_PROBLEM STATEMENT_. Look through the entries below. Say how many lines include "kind", with nothing added.

_SUPPLIED INFORMATION_.
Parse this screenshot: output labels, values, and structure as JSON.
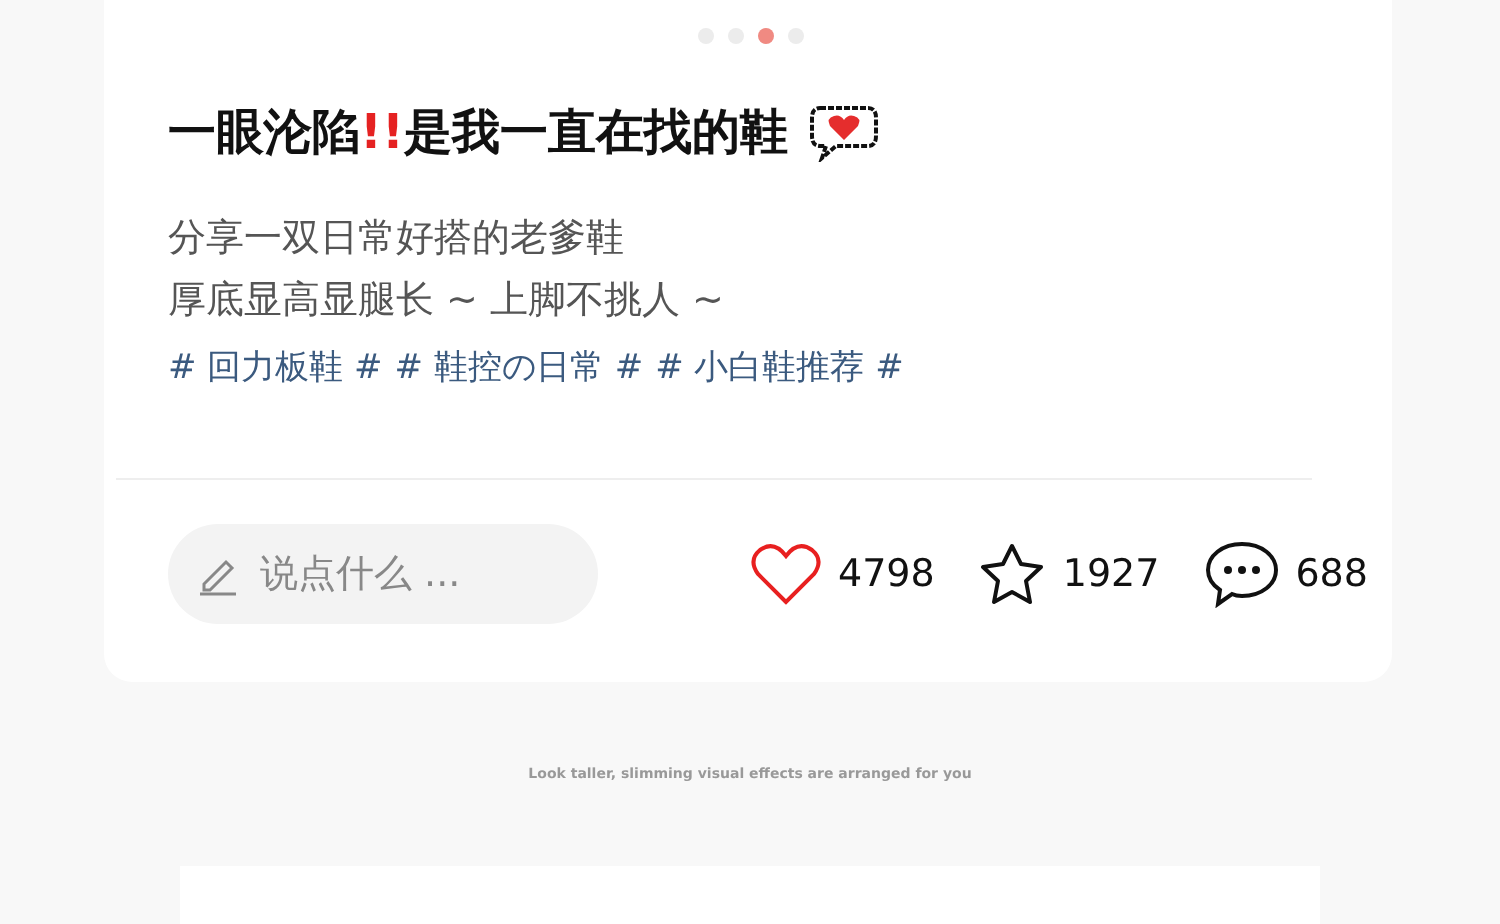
{
  "carousel_dots": [
    {
      "selected": false
    },
    {
      "selected": false
    },
    {
      "selected": true
    },
    {
      "selected": false
    }
  ],
  "title": [
    {
      "text": "一眼沦陷",
      "kind": "plain"
    },
    {
      "text": "!!",
      "kind": "alert"
    },
    {
      "text": "是我一直在找的鞋",
      "kind": "plain"
    }
  ],
  "description": [
    "分享一双日常好搭的老爹鞋",
    "厚底显高显腿长 ~ 上脚不挑人 ~"
  ],
  "tags": [
    "# 回力板鞋 #",
    "# 鞋控の日常 #",
    "# 小白鞋推荐 #"
  ],
  "comment": {
    "placeholder": "说点什么 ..."
  },
  "stats": [
    {
      "kind": "like",
      "count": "4798"
    },
    {
      "kind": "star",
      "count": "1927"
    },
    {
      "kind": "comment",
      "count": "688"
    }
  ],
  "footer_caption": "Look taller, slimming visual effects are arranged for you"
}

_SOLUTION BELOW_. 6